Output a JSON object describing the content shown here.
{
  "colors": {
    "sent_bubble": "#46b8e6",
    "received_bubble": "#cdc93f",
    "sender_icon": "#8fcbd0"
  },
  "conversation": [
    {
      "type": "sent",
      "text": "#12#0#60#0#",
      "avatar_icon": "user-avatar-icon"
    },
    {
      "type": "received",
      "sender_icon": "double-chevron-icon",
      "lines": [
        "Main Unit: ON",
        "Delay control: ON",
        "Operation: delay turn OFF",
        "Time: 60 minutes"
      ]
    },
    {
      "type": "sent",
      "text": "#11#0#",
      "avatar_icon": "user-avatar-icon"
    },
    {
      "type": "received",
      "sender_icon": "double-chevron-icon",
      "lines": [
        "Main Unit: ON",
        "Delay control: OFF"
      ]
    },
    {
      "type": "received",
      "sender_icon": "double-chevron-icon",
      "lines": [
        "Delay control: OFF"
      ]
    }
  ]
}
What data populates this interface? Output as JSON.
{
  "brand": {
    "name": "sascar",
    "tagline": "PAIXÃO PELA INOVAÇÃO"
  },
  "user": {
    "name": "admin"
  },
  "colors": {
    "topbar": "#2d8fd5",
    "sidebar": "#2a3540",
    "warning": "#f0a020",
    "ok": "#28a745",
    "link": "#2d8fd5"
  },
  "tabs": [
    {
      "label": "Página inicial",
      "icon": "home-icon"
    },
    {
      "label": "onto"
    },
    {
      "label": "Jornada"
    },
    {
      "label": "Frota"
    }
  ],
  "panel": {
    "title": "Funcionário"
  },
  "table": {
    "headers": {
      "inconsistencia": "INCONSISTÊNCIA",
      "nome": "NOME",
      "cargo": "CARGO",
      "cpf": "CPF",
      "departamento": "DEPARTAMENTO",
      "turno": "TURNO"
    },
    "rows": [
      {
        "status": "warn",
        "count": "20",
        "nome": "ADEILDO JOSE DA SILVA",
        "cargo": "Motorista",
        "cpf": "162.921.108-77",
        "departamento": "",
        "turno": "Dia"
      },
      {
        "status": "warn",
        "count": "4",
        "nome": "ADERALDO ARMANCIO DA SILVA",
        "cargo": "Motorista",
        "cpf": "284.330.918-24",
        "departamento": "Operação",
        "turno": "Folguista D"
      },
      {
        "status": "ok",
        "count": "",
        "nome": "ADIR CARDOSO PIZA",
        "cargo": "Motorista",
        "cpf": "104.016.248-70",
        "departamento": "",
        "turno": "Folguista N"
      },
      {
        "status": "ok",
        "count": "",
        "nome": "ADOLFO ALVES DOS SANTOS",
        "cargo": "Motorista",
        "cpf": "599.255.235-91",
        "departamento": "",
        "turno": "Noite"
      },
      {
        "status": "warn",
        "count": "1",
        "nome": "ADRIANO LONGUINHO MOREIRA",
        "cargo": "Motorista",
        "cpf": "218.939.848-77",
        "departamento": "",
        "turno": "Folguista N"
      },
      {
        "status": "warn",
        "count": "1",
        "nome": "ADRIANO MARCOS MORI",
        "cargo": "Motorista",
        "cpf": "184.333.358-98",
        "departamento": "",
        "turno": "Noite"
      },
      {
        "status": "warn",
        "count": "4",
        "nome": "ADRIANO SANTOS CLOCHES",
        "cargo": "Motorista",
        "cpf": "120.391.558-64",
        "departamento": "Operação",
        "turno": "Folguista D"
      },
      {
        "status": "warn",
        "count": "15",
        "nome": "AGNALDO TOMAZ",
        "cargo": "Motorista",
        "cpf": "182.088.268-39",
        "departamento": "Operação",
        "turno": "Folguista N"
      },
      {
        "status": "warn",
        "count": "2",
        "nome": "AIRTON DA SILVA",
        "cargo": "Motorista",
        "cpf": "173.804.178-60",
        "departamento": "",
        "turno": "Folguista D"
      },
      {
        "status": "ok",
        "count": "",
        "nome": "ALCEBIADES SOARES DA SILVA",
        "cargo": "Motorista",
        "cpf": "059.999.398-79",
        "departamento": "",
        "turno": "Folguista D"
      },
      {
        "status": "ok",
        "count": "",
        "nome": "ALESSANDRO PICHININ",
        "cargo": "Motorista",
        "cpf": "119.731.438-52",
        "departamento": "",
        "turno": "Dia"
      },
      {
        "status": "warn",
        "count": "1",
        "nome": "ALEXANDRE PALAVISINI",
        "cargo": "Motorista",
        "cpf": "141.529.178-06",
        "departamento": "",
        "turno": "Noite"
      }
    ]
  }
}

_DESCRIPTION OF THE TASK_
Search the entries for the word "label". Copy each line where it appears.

_EXERCISE SOLUTION_
      "label": "Página inicial",
      "label": "onto"
      "label": "Jornada"
      "label": "Frota"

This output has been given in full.